__What you need to do__: Tally the lines of the material that carry the word "FRENID". Give no more than the number.

__Material provided__:
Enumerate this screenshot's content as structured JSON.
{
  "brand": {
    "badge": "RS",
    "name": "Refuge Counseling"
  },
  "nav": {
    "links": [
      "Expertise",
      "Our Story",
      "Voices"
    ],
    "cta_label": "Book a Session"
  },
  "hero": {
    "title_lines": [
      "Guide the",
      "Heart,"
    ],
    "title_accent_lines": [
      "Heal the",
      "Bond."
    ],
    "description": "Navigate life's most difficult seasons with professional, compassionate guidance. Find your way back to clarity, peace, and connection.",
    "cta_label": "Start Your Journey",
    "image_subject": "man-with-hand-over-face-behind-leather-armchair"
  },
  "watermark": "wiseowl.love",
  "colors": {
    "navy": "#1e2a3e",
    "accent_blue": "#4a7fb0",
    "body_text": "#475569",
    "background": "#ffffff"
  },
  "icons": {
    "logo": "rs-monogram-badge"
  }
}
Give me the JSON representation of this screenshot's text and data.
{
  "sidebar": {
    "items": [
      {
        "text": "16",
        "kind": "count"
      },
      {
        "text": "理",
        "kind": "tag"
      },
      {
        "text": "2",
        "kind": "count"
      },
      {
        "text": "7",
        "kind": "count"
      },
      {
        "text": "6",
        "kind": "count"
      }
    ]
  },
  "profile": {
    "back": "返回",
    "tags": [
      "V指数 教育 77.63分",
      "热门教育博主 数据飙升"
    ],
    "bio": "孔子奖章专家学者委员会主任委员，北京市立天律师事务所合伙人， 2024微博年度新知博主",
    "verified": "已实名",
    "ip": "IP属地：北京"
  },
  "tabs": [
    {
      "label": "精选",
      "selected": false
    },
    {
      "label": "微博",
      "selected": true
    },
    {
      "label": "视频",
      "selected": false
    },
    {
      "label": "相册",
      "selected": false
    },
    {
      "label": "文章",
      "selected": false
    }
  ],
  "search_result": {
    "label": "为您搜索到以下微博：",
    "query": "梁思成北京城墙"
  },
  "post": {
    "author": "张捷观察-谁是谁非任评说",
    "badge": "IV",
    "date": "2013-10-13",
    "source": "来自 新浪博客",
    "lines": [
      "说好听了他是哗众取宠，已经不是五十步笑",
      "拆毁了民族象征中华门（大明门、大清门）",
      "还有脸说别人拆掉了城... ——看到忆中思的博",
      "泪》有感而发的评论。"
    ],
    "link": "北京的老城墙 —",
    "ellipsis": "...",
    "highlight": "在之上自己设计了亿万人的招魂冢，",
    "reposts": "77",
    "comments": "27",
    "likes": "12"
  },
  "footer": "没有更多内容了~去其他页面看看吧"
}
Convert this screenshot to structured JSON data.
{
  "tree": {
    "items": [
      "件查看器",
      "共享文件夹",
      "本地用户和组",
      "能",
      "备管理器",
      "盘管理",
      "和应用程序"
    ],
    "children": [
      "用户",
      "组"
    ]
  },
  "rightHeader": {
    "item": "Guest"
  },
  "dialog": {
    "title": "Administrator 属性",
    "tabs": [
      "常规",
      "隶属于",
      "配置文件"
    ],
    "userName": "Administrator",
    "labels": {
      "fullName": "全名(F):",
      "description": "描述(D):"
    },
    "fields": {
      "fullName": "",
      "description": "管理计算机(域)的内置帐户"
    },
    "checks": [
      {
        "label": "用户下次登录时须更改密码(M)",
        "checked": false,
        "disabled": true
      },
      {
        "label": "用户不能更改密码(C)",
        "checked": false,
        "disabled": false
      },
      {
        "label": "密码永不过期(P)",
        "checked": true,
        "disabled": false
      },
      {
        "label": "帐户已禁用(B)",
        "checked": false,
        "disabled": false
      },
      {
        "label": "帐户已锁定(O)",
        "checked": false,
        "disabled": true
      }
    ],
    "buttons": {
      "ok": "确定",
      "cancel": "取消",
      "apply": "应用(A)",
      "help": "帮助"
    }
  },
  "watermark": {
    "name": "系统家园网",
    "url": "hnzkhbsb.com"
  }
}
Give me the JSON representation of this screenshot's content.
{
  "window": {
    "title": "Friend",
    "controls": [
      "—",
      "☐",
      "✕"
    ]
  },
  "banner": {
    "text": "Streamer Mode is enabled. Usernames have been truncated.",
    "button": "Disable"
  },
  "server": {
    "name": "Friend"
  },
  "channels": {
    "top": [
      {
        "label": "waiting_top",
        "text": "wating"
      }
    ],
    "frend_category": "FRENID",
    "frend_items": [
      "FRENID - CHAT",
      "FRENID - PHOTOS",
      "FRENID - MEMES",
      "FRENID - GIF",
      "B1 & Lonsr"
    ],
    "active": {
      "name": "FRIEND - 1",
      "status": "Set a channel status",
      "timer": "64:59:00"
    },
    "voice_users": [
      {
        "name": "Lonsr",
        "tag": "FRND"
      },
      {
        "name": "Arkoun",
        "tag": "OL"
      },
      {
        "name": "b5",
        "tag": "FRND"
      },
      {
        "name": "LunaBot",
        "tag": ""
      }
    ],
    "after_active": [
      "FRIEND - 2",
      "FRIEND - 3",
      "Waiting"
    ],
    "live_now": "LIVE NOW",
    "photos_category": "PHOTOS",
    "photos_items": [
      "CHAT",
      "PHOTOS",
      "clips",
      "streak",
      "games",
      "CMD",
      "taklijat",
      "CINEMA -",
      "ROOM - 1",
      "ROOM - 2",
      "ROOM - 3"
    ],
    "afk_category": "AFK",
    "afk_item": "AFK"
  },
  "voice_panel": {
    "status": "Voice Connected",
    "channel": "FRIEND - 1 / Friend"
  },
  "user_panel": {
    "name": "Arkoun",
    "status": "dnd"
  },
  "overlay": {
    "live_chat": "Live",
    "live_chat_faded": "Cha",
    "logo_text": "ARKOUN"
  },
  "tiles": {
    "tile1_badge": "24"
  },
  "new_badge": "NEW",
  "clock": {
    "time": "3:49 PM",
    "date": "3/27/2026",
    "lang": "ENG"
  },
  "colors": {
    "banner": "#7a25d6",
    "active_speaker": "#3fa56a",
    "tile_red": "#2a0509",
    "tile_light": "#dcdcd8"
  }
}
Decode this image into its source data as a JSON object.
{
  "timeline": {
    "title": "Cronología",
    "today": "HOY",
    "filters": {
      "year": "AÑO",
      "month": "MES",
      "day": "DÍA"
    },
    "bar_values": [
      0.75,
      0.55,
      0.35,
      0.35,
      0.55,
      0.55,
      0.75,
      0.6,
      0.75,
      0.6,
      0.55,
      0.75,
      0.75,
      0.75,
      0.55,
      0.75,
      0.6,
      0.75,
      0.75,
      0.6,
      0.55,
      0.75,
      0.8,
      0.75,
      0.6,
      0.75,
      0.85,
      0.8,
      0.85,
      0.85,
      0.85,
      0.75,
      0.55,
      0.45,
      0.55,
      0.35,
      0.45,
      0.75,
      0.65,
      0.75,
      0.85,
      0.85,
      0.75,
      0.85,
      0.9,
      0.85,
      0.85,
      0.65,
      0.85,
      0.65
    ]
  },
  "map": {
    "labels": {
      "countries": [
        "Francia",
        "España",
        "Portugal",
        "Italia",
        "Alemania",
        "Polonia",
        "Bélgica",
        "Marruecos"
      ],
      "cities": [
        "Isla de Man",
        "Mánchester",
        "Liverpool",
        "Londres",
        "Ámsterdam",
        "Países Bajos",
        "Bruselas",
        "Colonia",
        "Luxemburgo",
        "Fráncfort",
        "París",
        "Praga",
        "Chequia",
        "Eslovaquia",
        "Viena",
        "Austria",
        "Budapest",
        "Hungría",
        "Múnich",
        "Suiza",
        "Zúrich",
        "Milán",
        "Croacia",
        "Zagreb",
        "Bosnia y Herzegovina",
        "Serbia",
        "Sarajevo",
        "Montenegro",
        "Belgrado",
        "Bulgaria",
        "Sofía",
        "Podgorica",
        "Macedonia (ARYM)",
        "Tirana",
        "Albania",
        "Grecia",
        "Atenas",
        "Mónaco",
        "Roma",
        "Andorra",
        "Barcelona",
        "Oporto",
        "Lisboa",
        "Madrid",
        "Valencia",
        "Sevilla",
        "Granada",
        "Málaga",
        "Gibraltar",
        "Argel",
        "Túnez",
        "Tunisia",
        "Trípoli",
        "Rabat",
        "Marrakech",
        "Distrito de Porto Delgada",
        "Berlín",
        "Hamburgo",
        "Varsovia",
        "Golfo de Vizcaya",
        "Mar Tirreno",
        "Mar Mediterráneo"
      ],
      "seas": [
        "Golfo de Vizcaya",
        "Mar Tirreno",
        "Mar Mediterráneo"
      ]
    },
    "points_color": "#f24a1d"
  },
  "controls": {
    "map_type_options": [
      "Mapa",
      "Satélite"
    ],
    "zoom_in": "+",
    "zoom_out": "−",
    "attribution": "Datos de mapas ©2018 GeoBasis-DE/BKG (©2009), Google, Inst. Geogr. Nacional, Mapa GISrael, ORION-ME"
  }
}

__Response area__: 5